It’s been seven years since Chip Davis quit playing drums in his lifelong creation, his record-selling engine, his ever-present ensemble — Mannheim Steamroller.
Sidelined by a neck surgery, the 67-year-old Omaha composer and bandleader has taken on a role of historian and hype man for the classical-rock-hybrid project’s four decades of accomplishments. Given its consistency and success, Mannheim’s credentials aren’t difficult to pitch. More than 40 million records sold worldwide. More than 40 albums released. Seasonal touring ensembles that hit more than 50 cities annually. A Grammy Award.
When asked if he envisions Mannheim Steamroller’s success in the New Age genre continuing beyond his life, Davis’ answer is an unequivocal “yes.”
There’s a music industry parable buried deep back in Davis’ biography that helps him explain this moment in 2015. Davis moved to Omaha in 1970 to work as a jingle writer. Before the first of his eight calling-card Fresh Aire albums came out in 1975, Davis worked with singer William Fries on the county act CW McCall. While the song “Convoy” earned them both acclaim and airplay, the character CW McCall lived and died with Fries’ voice and willingness to use it.
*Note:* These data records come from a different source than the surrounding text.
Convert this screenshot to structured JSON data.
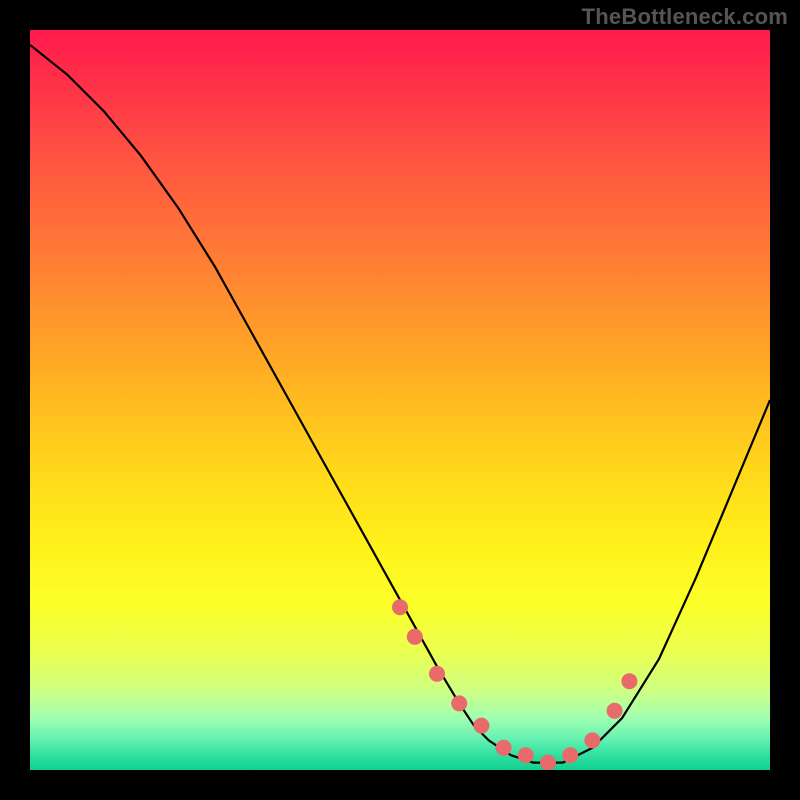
{
  "watermark": "TheBottleneck.com",
  "chart_data": {
    "type": "line",
    "title": "",
    "xlabel": "",
    "ylabel": "",
    "xlim": [
      0,
      100
    ],
    "ylim": [
      0,
      100
    ],
    "grid": false,
    "legend": false,
    "series": [
      {
        "name": "curve",
        "x": [
          0,
          5,
          10,
          15,
          20,
          25,
          30,
          35,
          40,
          45,
          50,
          55,
          58,
          60,
          62,
          65,
          68,
          72,
          76,
          80,
          85,
          90,
          95,
          100
        ],
        "values": [
          98,
          94,
          89,
          83,
          76,
          68,
          59,
          50,
          41,
          32,
          23,
          14,
          9,
          6,
          4,
          2,
          1,
          1,
          3,
          7,
          15,
          26,
          38,
          50
        ]
      }
    ],
    "markers": {
      "name": "highlight-points",
      "color": "#e86a6a",
      "radius": 8,
      "x": [
        50,
        52,
        55,
        58,
        61,
        64,
        67,
        70,
        73,
        76,
        79,
        81
      ],
      "values": [
        22,
        18,
        13,
        9,
        6,
        3,
        2,
        1,
        2,
        4,
        8,
        12
      ]
    },
    "background": {
      "type": "vertical-gradient",
      "stops": [
        {
          "pos": 0.0,
          "color": "#ff1a4d"
        },
        {
          "pos": 0.5,
          "color": "#ffd91a"
        },
        {
          "pos": 0.85,
          "color": "#eaff50"
        },
        {
          "pos": 1.0,
          "color": "#10d090"
        }
      ]
    }
  }
}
“[Mannheim] will be able to carry the ball past whatever I can do,” Davis says. “When it’s focused on a person … who’s highly recognizable, when that goes away, the whole thing goes away.”
In late January, we interviewed Davis at his Omaha label headquarters American Gramaphone and his Ponca Hills acreage. Listen below:
It was a day of more tours, Mannheim mementos and off-hand stories than an official interview could capture. So let Mike Machian’s photos do some of the heavy lifting. See them below, starting with Davis’ prized pet timberwolves.
Above: The small “wolf house” on Davis’ property.